Expired Bayanihan Law stalls compensation for coronavirus-hit health workers

Sofia Tomacruz
Health Undersecretary Maria Rosario Vergeire says the Department of Health is in talks with other agencies for possible alternative funding sources

HIGH RISK. Manila health workers sanitize and take off their personal protective equipment after they conduct community testing for COVID-19 at San Andres, Manila on May 1, 2020. File photo by Dante Diosina Jr/Rappler

MANILA, Philippines – The Department of Health (DOH) said on Thursday, July 2, that it is  looking for alternative sources to compensate health workers who were severely infected or died due to the coronavirus after the Bayanihan Law expired on June 25.  

DOH Undersecretary Maria Rosario Vergeire spoke of this latest development after a barangay health worker in Metro Manila died of COVID-19.  

The barangay health worker’s death was reported on July 1, or a week after the expiration of the Bayanihan law that promised benefits to health workers. The last death involving a health worker was reported on June 10. 

Hanggang hindi natin ipapatupad uli o nakakapaglabas uli ng another law for such para magiging basis natin, mahihirapan kaming makapaglabas ng ganyang amount, although ‘yung ibang mga benefits ay dapat maitutuloy especially for health care workers such as ‘yung mga benefits kapag ikaw ay namamatayan,” Vergeire told reporters during a press conference. 

(Until we have another law that would provide the basis for it, we will have difficulty releasing this kind of amount, although the benefits should continue to be given especially to health workers, such as benefits for those who died [of the disease].)  

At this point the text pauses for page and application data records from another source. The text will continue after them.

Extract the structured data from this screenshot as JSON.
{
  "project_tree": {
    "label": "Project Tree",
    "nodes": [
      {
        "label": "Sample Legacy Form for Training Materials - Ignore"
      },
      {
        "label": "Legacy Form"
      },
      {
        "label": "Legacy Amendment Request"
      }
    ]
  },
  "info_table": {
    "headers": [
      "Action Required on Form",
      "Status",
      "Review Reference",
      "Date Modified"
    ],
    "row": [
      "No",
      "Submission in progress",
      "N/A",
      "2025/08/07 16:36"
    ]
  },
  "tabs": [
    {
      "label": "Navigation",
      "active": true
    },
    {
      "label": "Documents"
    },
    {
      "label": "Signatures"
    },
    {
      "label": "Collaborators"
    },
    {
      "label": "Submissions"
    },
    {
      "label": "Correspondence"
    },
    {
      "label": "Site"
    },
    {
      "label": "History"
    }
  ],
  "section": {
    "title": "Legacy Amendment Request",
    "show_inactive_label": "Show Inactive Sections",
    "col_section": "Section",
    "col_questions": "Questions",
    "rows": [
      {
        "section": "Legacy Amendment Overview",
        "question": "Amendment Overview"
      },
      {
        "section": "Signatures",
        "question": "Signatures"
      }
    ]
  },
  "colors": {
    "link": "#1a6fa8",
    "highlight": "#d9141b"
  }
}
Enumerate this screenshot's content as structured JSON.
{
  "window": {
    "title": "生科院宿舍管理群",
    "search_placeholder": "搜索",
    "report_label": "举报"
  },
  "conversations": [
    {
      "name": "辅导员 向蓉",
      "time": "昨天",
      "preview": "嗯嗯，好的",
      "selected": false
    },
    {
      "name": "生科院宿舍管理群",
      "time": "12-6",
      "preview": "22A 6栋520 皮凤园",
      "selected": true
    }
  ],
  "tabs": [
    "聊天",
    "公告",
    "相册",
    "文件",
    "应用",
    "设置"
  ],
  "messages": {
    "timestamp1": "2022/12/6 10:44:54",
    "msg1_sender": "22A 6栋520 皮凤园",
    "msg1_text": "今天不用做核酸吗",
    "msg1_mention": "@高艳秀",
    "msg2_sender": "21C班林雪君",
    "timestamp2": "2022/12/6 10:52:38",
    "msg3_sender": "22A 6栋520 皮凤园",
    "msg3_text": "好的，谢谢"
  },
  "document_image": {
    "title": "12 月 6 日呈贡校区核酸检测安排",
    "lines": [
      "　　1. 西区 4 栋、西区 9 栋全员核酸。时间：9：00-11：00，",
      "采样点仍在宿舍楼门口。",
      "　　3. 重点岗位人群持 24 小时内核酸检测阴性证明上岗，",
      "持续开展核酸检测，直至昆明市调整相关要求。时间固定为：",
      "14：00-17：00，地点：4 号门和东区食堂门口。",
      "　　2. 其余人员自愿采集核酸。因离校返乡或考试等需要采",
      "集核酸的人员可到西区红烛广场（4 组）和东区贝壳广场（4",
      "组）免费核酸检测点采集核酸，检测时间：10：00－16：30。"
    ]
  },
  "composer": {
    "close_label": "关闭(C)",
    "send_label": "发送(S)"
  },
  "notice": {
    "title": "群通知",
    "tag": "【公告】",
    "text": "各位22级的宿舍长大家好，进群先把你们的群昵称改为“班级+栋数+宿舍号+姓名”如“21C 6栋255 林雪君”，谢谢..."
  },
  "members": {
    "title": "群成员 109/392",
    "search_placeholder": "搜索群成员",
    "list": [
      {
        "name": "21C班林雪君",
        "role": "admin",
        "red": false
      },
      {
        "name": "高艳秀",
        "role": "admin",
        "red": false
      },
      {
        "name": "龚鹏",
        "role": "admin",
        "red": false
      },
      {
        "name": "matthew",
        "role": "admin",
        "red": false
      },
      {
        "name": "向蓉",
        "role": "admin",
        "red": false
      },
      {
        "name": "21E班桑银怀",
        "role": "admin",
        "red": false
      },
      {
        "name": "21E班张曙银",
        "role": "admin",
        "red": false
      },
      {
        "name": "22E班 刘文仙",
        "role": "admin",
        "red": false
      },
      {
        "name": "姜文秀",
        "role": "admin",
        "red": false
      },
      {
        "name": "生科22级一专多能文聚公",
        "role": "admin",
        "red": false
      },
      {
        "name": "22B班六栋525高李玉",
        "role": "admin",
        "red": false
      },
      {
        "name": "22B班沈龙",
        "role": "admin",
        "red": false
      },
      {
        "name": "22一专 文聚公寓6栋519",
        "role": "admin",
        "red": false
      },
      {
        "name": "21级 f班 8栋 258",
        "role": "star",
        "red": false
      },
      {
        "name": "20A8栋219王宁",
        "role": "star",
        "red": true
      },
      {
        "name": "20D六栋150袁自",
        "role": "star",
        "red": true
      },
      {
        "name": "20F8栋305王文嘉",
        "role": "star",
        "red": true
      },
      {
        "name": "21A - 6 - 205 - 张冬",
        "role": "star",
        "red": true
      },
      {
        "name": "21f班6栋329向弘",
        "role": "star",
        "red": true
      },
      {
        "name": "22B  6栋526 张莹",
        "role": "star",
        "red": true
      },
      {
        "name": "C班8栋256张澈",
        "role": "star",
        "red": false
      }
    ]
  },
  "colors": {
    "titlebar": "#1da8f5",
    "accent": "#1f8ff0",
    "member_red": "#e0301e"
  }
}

The DOH said that as of July 2, of the 3,442 health care workers with COVID-19, one is in severe condition. At least 32 other patients who died and 42 others with severe cases were already compensated.

Under the Bayanihan law, severely infected health workers should receive P100,000 each, while the families of  health workers who died of COVID-19  should get P1 million each. 

Why does this matter? The DOH bares its search for alternative funds after Malacañang gave assurances that the expiration of the Bayanihan law would not affect funding of the government’s coronavirus efforts in the short term.  

In early June, lawmakers had expected President Rodrigo Duterte to certify Bayanihan 2 as urgent before Congress was adjourned. Malacañang did not issue the certification because the Department of Finance still had 32 amendments it wanted inserted in the Senate version of the bill. 

But with the large amount of funds that will be provided to coronavirus-hit health workers, the DOH needs a legal basis for the budget. 

Vergeire said the department is committed to finding funds to compensate health workers. 

“We have every intention to continue this but we cannot continue while there is no basis of law since we will be releasing money from the coffers of the national government and we need a sound basis for that whenever we do that. Usually it’s in the form of a law,” she said in a mix of English and Filipino. 

What the DOH is doing now: Vergeire said the DOH was looking for other ways to source the needed funds and that it was coordinating with other government agencies that may be able to provide this in the absence of the Bayanihan 2 law.  

“We’re looking at GSIS and other agencies which can provide this basis for us to continue on providing compensation to these health care workers who died or have severe or critical COVID-19 infections,” she said  in a mix of English and Filipino. 

Malacañang earlier said Duterte would call for a special session of Congress when the Senate and House of Representatives finally agree on the standby fund the law would allow the Duterte administration to tap for coronavirus measures. – Rappler.com

Sofia Tomacruz

Sofia Tomacruz covers foreign affairs and is the lead reporter on the coronavirus pandemic. She also writes stories on the treatment of women and children. Follow her on Twitter via @sofiatomacruz. Email her at sofia.tomacruz@rappler.com.